[Items from an interface collection]

= Beginning of Section =

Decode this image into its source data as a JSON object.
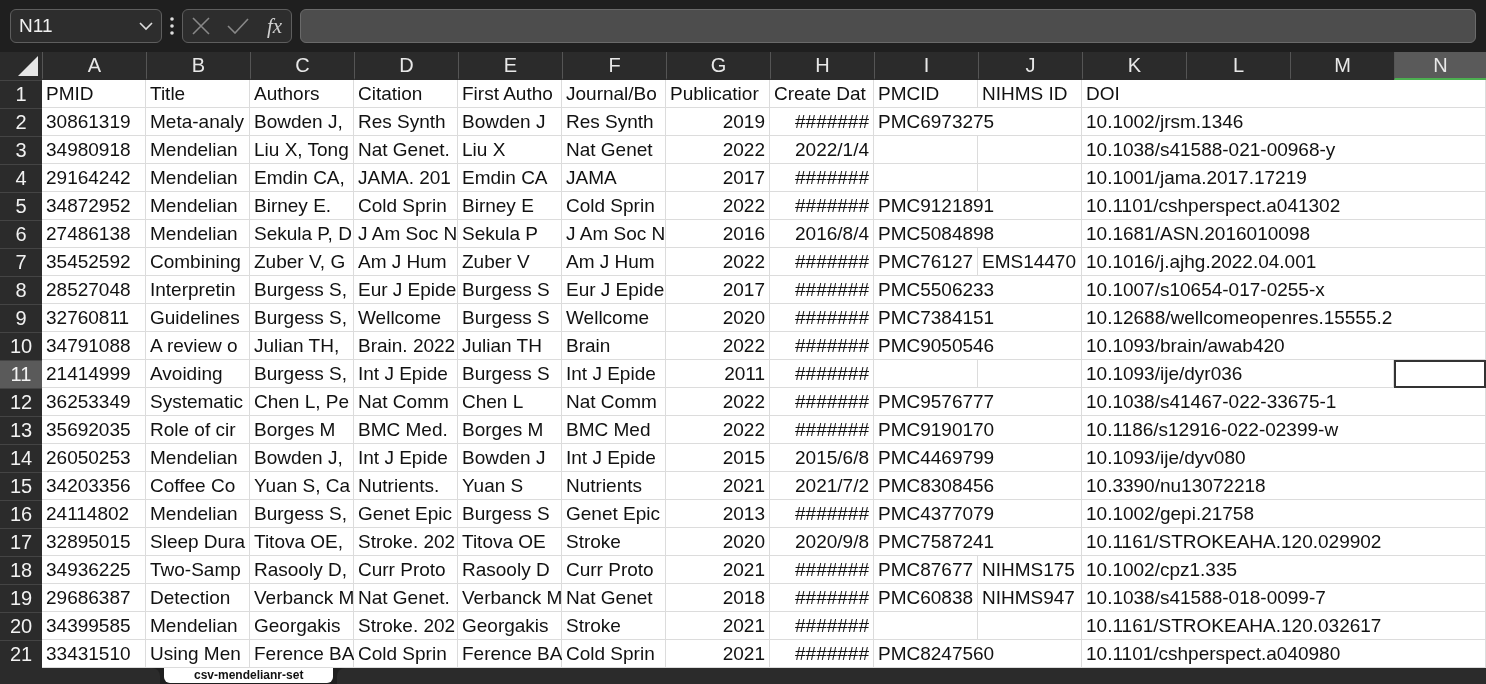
{
  "formula_bar": {
    "name_box": "N11",
    "function_label": "fx"
  },
  "columns": [
    {
      "letter": "A",
      "kind": "text",
      "selected": false
    },
    {
      "letter": "B",
      "kind": "text",
      "selected": false
    },
    {
      "letter": "C",
      "kind": "text",
      "selected": false
    },
    {
      "letter": "D",
      "kind": "text",
      "selected": false
    },
    {
      "letter": "E",
      "kind": "text",
      "selected": false
    },
    {
      "letter": "F",
      "kind": "text",
      "selected": false
    },
    {
      "letter": "G",
      "kind": "number",
      "selected": false
    },
    {
      "letter": "H",
      "kind": "number",
      "selected": false
    },
    {
      "letter": "I",
      "kind": "text",
      "selected": false
    },
    {
      "letter": "J",
      "kind": "text",
      "selected": false
    },
    {
      "letter": "K",
      "kind": "text",
      "selected": false
    },
    {
      "letter": "L",
      "selected": false
    },
    {
      "letter": "M",
      "selected": false
    },
    {
      "letter": "N",
      "selected": true
    }
  ],
  "rows": [
    {
      "number": "1",
      "kind": "header",
      "selected": false,
      "cells": [
        "PMID",
        "Title",
        "Authors",
        "Citation",
        "First Autho",
        "Journal/Bo",
        "Publicatior",
        "Create Dat",
        "PMCID",
        "NIHMS ID",
        "DOI"
      ]
    },
    {
      "number": "2",
      "kind": "data",
      "selected": false,
      "cells": [
        "30861319",
        "Meta-analy",
        "Bowden J,",
        "Res Synth",
        "Bowden J",
        "Res Synth",
        "2019",
        "#######",
        "PMC6973275",
        null,
        "10.1002/jrsm.1346"
      ]
    },
    {
      "number": "3",
      "kind": "data",
      "selected": false,
      "cells": [
        "34980918",
        "Mendelian",
        "Liu X, Tong",
        "Nat Genet.",
        "Liu X",
        "Nat Genet",
        "2022",
        "2022/1/4",
        null,
        null,
        "10.1038/s41588-021-00968-y"
      ]
    },
    {
      "number": "4",
      "kind": "data",
      "selected": false,
      "cells": [
        "29164242",
        "Mendelian",
        "Emdin CA,",
        "JAMA. 201",
        "Emdin CA",
        "JAMA",
        "2017",
        "#######",
        null,
        null,
        "10.1001/jama.2017.17219"
      ]
    },
    {
      "number": "5",
      "kind": "data",
      "selected": false,
      "cells": [
        "34872952",
        "Mendelian",
        "Birney E.",
        "Cold Sprin",
        "Birney E",
        "Cold Sprin",
        "2022",
        "#######",
        "PMC9121891",
        null,
        "10.1101/cshperspect.a041302"
      ]
    },
    {
      "number": "6",
      "kind": "data",
      "selected": false,
      "cells": [
        "27486138",
        "Mendelian",
        "Sekula P, D",
        "J Am Soc N",
        "Sekula P",
        "J Am Soc N",
        "2016",
        "2016/8/4",
        "PMC5084898",
        null,
        "10.1681/ASN.2016010098"
      ]
    },
    {
      "number": "7",
      "kind": "data",
      "selected": false,
      "cells": [
        "35452592",
        "Combining",
        "Zuber V, G",
        "Am J Hum",
        "Zuber V",
        "Am J Hum",
        "2022",
        "#######",
        "PMC76127",
        "EMS14470",
        "10.1016/j.ajhg.2022.04.001"
      ]
    },
    {
      "number": "8",
      "kind": "data",
      "selected": false,
      "cells": [
        "28527048",
        "Interpretin",
        "Burgess S,",
        "Eur J Epide",
        "Burgess S",
        "Eur J Epide",
        "2017",
        "#######",
        "PMC5506233",
        null,
        "10.1007/s10654-017-0255-x"
      ]
    },
    {
      "number": "9",
      "kind": "data",
      "selected": false,
      "cells": [
        "32760811",
        "Guidelines",
        "Burgess S,",
        "Wellcome",
        "Burgess S",
        "Wellcome",
        "2020",
        "#######",
        "PMC7384151",
        null,
        "10.12688/wellcomeopenres.15555.2"
      ]
    },
    {
      "number": "10",
      "kind": "data",
      "selected": false,
      "cells": [
        "34791088",
        "A review o",
        "Julian TH,",
        "Brain. 2022",
        "Julian TH",
        "Brain",
        "2022",
        "#######",
        "PMC9050546",
        null,
        "10.1093/brain/awab420"
      ]
    },
    {
      "number": "11",
      "kind": "data",
      "selected": true,
      "cells": [
        "21414999",
        "Avoiding",
        "Burgess S,",
        "Int J Epide",
        "Burgess S",
        "Int J Epide",
        "2011",
        "#######",
        null,
        null,
        "10.1093/ije/dyr036"
      ]
    },
    {
      "number": "12",
      "kind": "data",
      "selected": false,
      "cells": [
        "36253349",
        "Systematic",
        "Chen L, Pe",
        "Nat Comm",
        "Chen L",
        "Nat Comm",
        "2022",
        "#######",
        "PMC9576777",
        null,
        "10.1038/s41467-022-33675-1"
      ]
    },
    {
      "number": "13",
      "kind": "data",
      "selected": false,
      "cells": [
        "35692035",
        "Role of cir",
        "Borges M",
        "BMC Med.",
        "Borges M",
        "BMC Med",
        "2022",
        "#######",
        "PMC9190170",
        null,
        "10.1186/s12916-022-02399-w"
      ]
    },
    {
      "number": "14",
      "kind": "data",
      "selected": false,
      "cells": [
        "26050253",
        "Mendelian",
        "Bowden J,",
        "Int J Epide",
        "Bowden J",
        "Int J Epide",
        "2015",
        "2015/6/8",
        "PMC4469799",
        null,
        "10.1093/ije/dyv080"
      ]
    },
    {
      "number": "15",
      "kind": "data",
      "selected": false,
      "cells": [
        "34203356",
        "Coffee Co",
        "Yuan S, Ca",
        "Nutrients.",
        "Yuan S",
        "Nutrients",
        "2021",
        "2021/7/2",
        "PMC8308456",
        null,
        "10.3390/nu13072218"
      ]
    },
    {
      "number": "16",
      "kind": "data",
      "selected": false,
      "cells": [
        "24114802",
        "Mendelian",
        "Burgess S,",
        "Genet Epic",
        "Burgess S",
        "Genet Epic",
        "2013",
        "#######",
        "PMC4377079",
        null,
        "10.1002/gepi.21758"
      ]
    },
    {
      "number": "17",
      "kind": "data",
      "selected": false,
      "cells": [
        "32895015",
        "Sleep Dura",
        "Titova OE,",
        "Stroke. 202",
        "Titova OE",
        "Stroke",
        "2020",
        "2020/9/8",
        "PMC7587241",
        null,
        "10.1161/STROKEAHA.120.029902"
      ]
    },
    {
      "number": "18",
      "kind": "data",
      "selected": false,
      "cells": [
        "34936225",
        "Two-Samp",
        "Rasooly D,",
        "Curr Proto",
        "Rasooly D",
        "Curr Proto",
        "2021",
        "#######",
        "PMC87677",
        "NIHMS175",
        "10.1002/cpz1.335"
      ]
    },
    {
      "number": "19",
      "kind": "data",
      "selected": false,
      "cells": [
        "29686387",
        "Detection",
        "Verbanck M",
        "Nat Genet.",
        "Verbanck M",
        "Nat Genet",
        "2018",
        "#######",
        "PMC60838",
        "NIHMS947",
        "10.1038/s41588-018-0099-7"
      ]
    },
    {
      "number": "20",
      "kind": "data",
      "selected": false,
      "cells": [
        "34399585",
        "Mendelian",
        "Georgakis",
        "Stroke. 202",
        "Georgakis",
        "Stroke",
        "2021",
        "#######",
        null,
        null,
        "10.1161/STROKEAHA.120.032617"
      ]
    },
    {
      "number": "21",
      "kind": "data",
      "selected": false,
      "cells": [
        "33431510",
        "Using Men",
        "Ference BA",
        "Cold Sprin",
        "Ference BA",
        "Cold Sprin",
        "2021",
        "#######",
        "PMC8247560",
        null,
        "10.1101/cshperspect.a040980"
      ]
    }
  ],
  "sheet_tabs": [
    {
      "label": "csv-mendelianr-set",
      "selected": true
    }
  ]
}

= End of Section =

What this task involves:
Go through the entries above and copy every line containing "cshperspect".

Exercise answer:
        "10.1101/cshperspect.a041302"
        "10.1101/cshperspect.a040980"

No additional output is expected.